The one prediction I’ll make for 2016 is that the Republican nominee will be a governor. The economy is bound to improve, and while Republicans in Washington will be in the tricky position of currying favor with Republican primary voters without entirely opposing the agenda of what I predict to be an increasingly popular President Obama, governors will be able to claim the economic growth in their state as their own. I’m tempted to predict Christie as being for Republicans what Clinton was for Democrats in 1992—the moderate they’re willing to tolerate because they’re sick of losing. Like Clinton, Christie has the appeal of being a partisan (the last two weeks notwithstanding) but not an ideologue, giving him more appeal to his party’s base than his positions would otherwise warrant. But, without knowing how responsible conservatives will hold Christie for Romney’s loss and whether he’ll be forgiven for his embrace of the president, I’m not willing to make a prediction on who will be running against Hillary. (See what I did there?)

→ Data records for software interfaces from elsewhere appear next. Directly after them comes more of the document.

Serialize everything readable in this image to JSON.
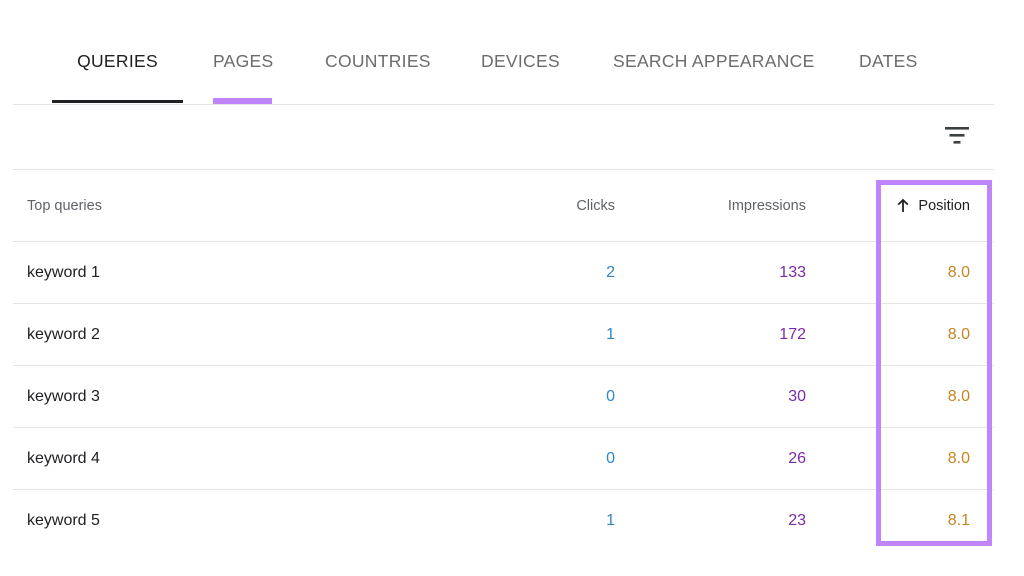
{
  "tabs": [
    {
      "label": "QUERIES"
    },
    {
      "label": "PAGES"
    },
    {
      "label": "COUNTRIES"
    },
    {
      "label": "DEVICES"
    },
    {
      "label": "SEARCH APPEARANCE"
    },
    {
      "label": "DATES"
    }
  ],
  "active_tab": "QUERIES",
  "icons": {
    "filter": "filter-icon",
    "sort": "arrow-up-icon"
  },
  "table": {
    "headers": {
      "query": "Top queries",
      "clicks": "Clicks",
      "impressions": "Impressions",
      "position": "Position"
    },
    "sorted_by": "Position",
    "sort_direction": "ascending",
    "rows": [
      {
        "query": "keyword 1",
        "clicks": "2",
        "impressions": "133",
        "position": "8.0"
      },
      {
        "query": "keyword 2",
        "clicks": "1",
        "impressions": "172",
        "position": "8.0"
      },
      {
        "query": "keyword 3",
        "clicks": "0",
        "impressions": "30",
        "position": "8.0"
      },
      {
        "query": "keyword 4",
        "clicks": "0",
        "impressions": "26",
        "position": "8.0"
      },
      {
        "query": "keyword 5",
        "clicks": "1",
        "impressions": "23",
        "position": "8.1"
      }
    ]
  },
  "colors": {
    "highlight": "#c084fc",
    "clicks": "#2f86c9",
    "impressions": "#7b2aa6",
    "position": "#c7851e",
    "active_tab_underline": "#202124"
  }
}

Before I let you wrap this up, I want to share some thoughts on the Nate Silver Wars. Reflecting on how thoroughly vindicated Silver was, it strikes me what a silly fight this was for conservatives to pick. Usually, when the conservative movement spits in the face of facts and empiricism—climate change is fake, voter fraud is real, apology tours, death panels, etc.—it’s in service of some policy or political goal. But while there’s some advantage to a candidate being perceived as the likely winner, I don’t think Silver had any traction with people who were still making up their minds about whether and for whom to vote, and the rest of the media had its own stake in shutting Silver out of the narrative about the state of the race. Instead, the conservative attack on Silver had a knee-jerk quality to it—a liberal is telling a story we don’t like, and so we must tell the opposite story. Unfortunately for them, they applied their myth-making machine to a question where an undeniable reality was soon to be revealed, and in doing so revealed the wobbliness of their entire constructed reality.
All right Ben, the last word is yours.

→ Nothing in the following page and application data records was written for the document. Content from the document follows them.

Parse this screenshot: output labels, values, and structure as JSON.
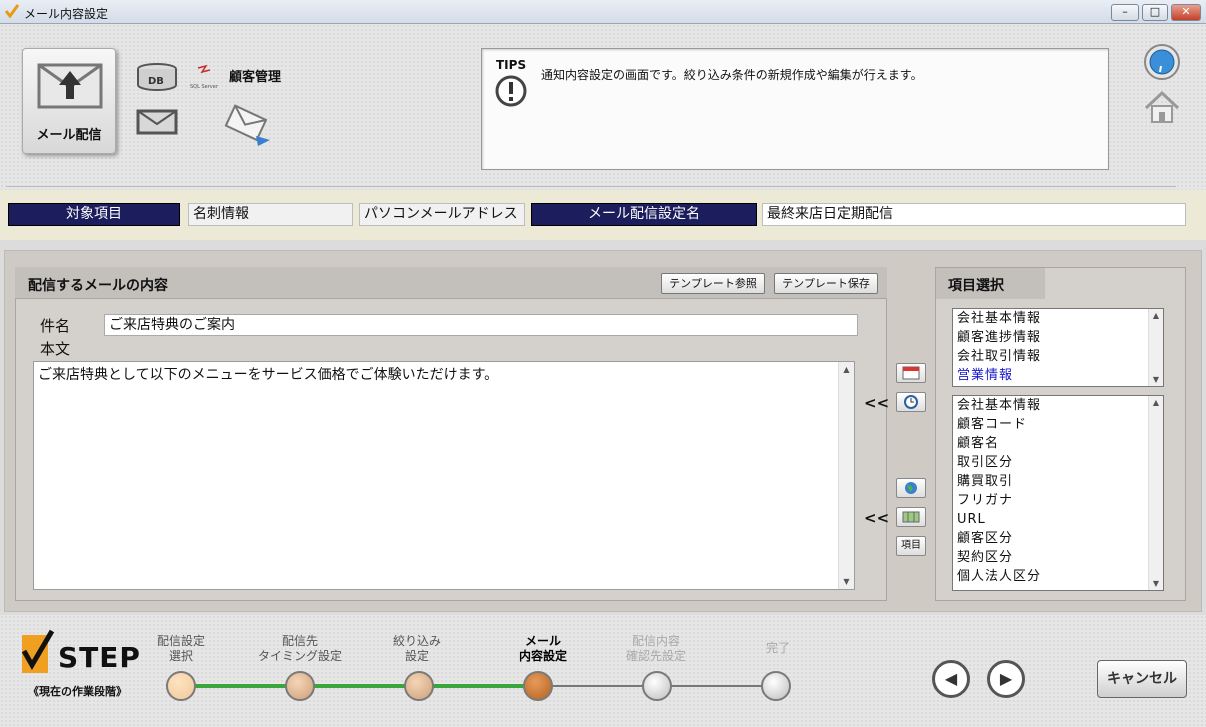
{
  "window": {
    "title": "メール内容設定",
    "min": "–",
    "max": "□",
    "close": "✕"
  },
  "header": {
    "mail_tile_label": "メール配信",
    "db_label": "DB",
    "sql_label": "SQL Server",
    "customer_label": "顧客管理",
    "tips": {
      "label": "TIPS",
      "text": "通知内容設定の画面です。絞り込み条件の新規作成や編集が行えます。"
    }
  },
  "info": {
    "target_label": "対象項目",
    "target_value1": "名刺情報",
    "target_value2": "パソコンメールアドレス",
    "setting_name_label": "メール配信設定名",
    "setting_name_value": "最終来店日定期配信"
  },
  "mail_panel": {
    "title": "配信するメールの内容",
    "template_ref_button": "テンプレート参照",
    "template_save_button": "テンプレート保存",
    "subject_label": "件名",
    "subject_value": "ご来店特典のご案内",
    "body_label": "本文",
    "body_value": "ご来店特典として以下のメニューをサービス価格でご体験いただけます。"
  },
  "middle": {
    "insert1": "<<",
    "insert2": "<<",
    "item_button": "項目"
  },
  "item_panel": {
    "title": "項目選択",
    "categories": [
      "会社基本情報",
      "顧客進捗情報",
      "会社取引情報",
      "営業情報"
    ],
    "selected_category": "営業情報",
    "fields": [
      "会社基本情報",
      "顧客コード",
      "顧客名",
      "取引区分",
      "購買取引",
      "フリガナ",
      "URL",
      "顧客区分",
      "契約区分",
      "個人法人区分"
    ]
  },
  "step": {
    "logo": "STEP",
    "caption": "《現在の作業段階》",
    "steps": [
      {
        "l1": "配信設定",
        "l2": "選択",
        "state": "done"
      },
      {
        "l1": "配信先",
        "l2": "タイミング設定",
        "state": "done"
      },
      {
        "l1": "絞り込み",
        "l2": "設定",
        "state": "done"
      },
      {
        "l1": "メール",
        "l2": "内容設定",
        "state": "current"
      },
      {
        "l1": "配信内容",
        "l2": "確認先設定",
        "state": "todo"
      },
      {
        "l1": "完了",
        "l2": "",
        "state": "todo"
      }
    ],
    "prev": "◀",
    "next": "▶",
    "cancel": "キャンセル"
  },
  "colors": {
    "navy": "#1b1d5c",
    "selected_text": "#1a1acc",
    "step_done": "#f2c89a",
    "step_current": "#b5621e",
    "progress_line": "#3aa53a"
  }
}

BEN: Good Romney analysis. I think if ever there were a time for a candidate to refuse to bend to the base’s every desire during the primary, this would have been it. What was the base going to do if Mitt didn’t pretend to be sufficiently conservative? Nominate Santorum or Gingrich? But hindsight is 20/20.
Foresight, on the other hand. Christie will be an interesting case, mostly reliant on the state of the GOP: the same qualities that might make him appealing in a general election would have doomed him in the 2012 Republican primary. And first he has to get through a 2014 gubernatorial race against Cory Booker (which is probably what all his post-hurricane posturing was really about). Since it seems obligatory to mention Marco Rubio when discussing 2016, I’ll throw in this negative take from Daniel Larison, a great conservative writer I discovered and then read regularly during this campaign.

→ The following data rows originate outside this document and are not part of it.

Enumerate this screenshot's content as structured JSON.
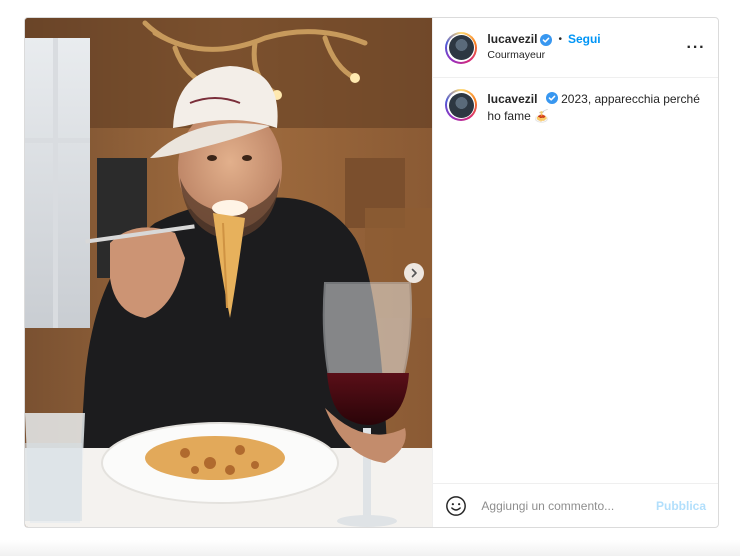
{
  "post": {
    "author": {
      "username": "lucavezil",
      "verified": true,
      "follow_label": "Segui",
      "separator": "•",
      "location": "Courmayeur"
    },
    "more_icon": "more-options-icon",
    "caption": {
      "username": "lucavezil",
      "text": "2023, apparecchia perché ho fame 🍝"
    },
    "media": {
      "next_icon": "chevron-right-icon"
    },
    "comment_box": {
      "emoji_icon": "emoji-smile-icon",
      "placeholder": "Aggiungi un commento...",
      "publish_label": "Pubblica"
    }
  },
  "colors": {
    "link_blue": "#0095f6",
    "publish_disabled": "#b2dffc",
    "verified_blue": "#3897f0",
    "text": "#262626"
  }
}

As for the Dems, the interesting (terrifying) question is: what if Hillary doesn’t run? I’ve heard Andrew Cuomo (bleh), Martin O’Malley (bleh again), Michael Bloomberg (LOL), and Liz Warren, which I’d like to kibosh right now. You love her, I love her, everyone loves her, but A) she needs to spend some time in office first, and B) I don’t care how populist she is, she’d be waaaay too easy to caricature as a Massachusetts liberal. What about Sherrod Brown? How could we not vote for this? As a commenter says, “White boy don’t got rhythm, but he does have the middle class’s back.”